* **YOUR OBJECTIVE**
From the listing below, pull out all lines with "JSON" in them.

* **THE INPUT**
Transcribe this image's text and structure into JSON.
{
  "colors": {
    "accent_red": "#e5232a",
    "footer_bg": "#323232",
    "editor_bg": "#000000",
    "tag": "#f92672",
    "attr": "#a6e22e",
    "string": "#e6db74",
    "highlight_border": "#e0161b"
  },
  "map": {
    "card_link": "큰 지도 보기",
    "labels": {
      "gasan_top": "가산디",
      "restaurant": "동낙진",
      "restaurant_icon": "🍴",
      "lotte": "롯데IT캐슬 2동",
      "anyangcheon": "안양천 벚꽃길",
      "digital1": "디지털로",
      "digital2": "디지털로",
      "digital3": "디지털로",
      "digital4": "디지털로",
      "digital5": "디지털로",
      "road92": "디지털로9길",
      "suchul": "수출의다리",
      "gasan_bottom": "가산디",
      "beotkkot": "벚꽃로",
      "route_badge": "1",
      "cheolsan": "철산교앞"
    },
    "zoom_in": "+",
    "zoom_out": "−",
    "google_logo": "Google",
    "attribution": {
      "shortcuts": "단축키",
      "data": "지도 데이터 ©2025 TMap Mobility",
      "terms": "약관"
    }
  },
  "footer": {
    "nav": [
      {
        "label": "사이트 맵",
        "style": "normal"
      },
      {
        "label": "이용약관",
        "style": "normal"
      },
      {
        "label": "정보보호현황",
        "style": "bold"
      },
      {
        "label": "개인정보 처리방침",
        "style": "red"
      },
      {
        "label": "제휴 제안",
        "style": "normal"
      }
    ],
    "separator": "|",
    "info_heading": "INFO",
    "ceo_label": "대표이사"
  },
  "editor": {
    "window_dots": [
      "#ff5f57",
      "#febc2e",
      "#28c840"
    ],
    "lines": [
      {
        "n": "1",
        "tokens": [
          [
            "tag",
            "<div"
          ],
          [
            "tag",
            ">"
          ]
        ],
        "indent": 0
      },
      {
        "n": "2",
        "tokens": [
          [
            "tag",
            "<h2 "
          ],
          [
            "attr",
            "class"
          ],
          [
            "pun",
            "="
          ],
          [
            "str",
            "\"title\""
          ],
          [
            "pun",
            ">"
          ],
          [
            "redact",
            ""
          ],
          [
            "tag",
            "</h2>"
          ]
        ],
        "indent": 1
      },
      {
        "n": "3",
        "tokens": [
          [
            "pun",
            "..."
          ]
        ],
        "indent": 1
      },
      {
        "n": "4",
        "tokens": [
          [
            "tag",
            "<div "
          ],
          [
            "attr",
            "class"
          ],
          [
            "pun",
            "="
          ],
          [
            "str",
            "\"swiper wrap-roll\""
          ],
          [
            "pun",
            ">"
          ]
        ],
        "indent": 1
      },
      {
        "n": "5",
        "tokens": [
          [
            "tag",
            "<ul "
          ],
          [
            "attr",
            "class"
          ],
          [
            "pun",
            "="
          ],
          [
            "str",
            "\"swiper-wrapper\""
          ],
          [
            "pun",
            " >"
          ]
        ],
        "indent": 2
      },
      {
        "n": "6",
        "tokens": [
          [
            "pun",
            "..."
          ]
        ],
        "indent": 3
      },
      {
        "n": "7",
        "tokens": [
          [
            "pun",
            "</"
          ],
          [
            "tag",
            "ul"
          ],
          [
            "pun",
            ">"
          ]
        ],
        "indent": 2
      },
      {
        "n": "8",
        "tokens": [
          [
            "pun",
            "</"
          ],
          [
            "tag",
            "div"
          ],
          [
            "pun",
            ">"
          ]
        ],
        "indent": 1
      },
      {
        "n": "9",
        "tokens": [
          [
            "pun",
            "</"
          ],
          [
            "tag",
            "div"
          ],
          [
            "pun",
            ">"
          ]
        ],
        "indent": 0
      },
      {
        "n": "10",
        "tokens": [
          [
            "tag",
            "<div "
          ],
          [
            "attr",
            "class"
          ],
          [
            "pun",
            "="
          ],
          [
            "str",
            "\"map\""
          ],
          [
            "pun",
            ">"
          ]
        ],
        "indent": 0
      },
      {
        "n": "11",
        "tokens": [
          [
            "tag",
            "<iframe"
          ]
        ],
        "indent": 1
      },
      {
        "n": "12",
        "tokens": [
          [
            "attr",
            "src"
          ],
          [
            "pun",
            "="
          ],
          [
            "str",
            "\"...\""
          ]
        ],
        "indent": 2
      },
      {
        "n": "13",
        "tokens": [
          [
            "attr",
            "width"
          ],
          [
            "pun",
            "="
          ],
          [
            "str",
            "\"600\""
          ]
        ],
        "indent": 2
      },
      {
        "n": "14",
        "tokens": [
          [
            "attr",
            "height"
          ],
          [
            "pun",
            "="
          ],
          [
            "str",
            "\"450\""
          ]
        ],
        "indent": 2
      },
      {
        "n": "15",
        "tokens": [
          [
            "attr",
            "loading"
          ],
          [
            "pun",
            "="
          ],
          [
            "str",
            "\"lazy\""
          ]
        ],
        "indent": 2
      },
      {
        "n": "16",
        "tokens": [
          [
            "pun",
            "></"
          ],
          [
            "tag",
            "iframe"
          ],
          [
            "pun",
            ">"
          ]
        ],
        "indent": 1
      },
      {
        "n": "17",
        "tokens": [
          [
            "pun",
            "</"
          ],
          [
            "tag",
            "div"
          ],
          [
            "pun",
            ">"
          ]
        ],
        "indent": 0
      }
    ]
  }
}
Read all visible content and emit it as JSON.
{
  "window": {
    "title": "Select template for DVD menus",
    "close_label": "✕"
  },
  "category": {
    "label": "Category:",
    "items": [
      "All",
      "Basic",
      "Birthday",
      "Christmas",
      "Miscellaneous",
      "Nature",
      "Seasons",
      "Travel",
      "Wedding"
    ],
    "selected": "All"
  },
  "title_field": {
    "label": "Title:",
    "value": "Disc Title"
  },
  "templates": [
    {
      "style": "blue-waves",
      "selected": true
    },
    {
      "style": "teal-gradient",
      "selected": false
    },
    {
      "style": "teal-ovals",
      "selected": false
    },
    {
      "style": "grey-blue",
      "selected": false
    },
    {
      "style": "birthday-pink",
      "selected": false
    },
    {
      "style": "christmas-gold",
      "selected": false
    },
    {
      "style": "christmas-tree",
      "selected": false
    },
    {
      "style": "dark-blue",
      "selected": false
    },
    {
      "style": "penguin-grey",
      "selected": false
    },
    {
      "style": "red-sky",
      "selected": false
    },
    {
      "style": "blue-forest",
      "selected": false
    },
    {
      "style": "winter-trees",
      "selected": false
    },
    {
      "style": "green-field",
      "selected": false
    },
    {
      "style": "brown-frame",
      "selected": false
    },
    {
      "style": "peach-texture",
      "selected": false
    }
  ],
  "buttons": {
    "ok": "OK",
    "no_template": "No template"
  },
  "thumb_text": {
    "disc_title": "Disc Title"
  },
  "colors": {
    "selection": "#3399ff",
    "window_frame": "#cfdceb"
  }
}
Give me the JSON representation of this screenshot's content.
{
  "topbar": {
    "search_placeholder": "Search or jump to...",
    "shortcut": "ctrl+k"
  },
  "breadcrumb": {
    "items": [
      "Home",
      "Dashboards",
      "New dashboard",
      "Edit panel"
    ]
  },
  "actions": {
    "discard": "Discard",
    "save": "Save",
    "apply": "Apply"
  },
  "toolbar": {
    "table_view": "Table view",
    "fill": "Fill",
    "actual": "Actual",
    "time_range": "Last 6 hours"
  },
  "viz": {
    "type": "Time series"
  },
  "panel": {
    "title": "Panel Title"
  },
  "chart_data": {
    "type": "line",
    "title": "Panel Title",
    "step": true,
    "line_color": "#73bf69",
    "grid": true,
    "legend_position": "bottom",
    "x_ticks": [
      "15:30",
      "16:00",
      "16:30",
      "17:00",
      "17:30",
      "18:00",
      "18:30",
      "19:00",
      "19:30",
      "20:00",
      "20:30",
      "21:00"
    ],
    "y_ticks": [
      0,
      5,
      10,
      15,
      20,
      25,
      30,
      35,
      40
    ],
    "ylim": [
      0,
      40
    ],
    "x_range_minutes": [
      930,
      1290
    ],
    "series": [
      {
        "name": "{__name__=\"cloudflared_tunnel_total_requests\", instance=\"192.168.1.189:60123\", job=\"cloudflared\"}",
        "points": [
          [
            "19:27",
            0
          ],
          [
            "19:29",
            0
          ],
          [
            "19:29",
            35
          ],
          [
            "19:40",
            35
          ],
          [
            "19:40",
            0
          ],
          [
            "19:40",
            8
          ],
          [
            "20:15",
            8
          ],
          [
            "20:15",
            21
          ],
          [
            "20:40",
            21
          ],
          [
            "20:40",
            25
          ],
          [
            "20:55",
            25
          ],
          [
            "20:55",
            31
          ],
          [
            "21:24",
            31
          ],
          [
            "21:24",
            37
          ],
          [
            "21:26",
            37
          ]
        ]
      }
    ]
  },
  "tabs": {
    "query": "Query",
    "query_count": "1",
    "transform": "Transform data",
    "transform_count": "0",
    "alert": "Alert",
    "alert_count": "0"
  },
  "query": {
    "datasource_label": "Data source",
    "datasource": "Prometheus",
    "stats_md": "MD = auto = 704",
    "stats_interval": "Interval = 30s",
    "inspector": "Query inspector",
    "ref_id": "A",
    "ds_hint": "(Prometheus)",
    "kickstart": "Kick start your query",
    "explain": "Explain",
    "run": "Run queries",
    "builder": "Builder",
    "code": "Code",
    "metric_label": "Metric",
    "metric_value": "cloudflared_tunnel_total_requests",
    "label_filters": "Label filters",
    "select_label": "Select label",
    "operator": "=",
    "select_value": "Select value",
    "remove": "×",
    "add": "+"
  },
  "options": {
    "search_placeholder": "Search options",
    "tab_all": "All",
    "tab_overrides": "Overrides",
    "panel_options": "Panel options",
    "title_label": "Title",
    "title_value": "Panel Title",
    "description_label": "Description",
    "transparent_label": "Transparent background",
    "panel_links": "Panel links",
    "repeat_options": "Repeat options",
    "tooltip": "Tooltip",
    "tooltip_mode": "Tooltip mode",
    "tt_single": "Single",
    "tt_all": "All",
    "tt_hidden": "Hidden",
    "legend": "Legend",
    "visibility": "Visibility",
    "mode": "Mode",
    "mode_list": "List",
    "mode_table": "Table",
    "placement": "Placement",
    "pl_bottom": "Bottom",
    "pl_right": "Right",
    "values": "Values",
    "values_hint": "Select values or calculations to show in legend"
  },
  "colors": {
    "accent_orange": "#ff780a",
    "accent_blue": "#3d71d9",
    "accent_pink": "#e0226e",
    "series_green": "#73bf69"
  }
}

* **PROBLEM SOLUTION**
Transcribe this image's text and structure into JSON.
Read all visible content and emit it as JSON.
Give me the JSON representation of this screenshot's content.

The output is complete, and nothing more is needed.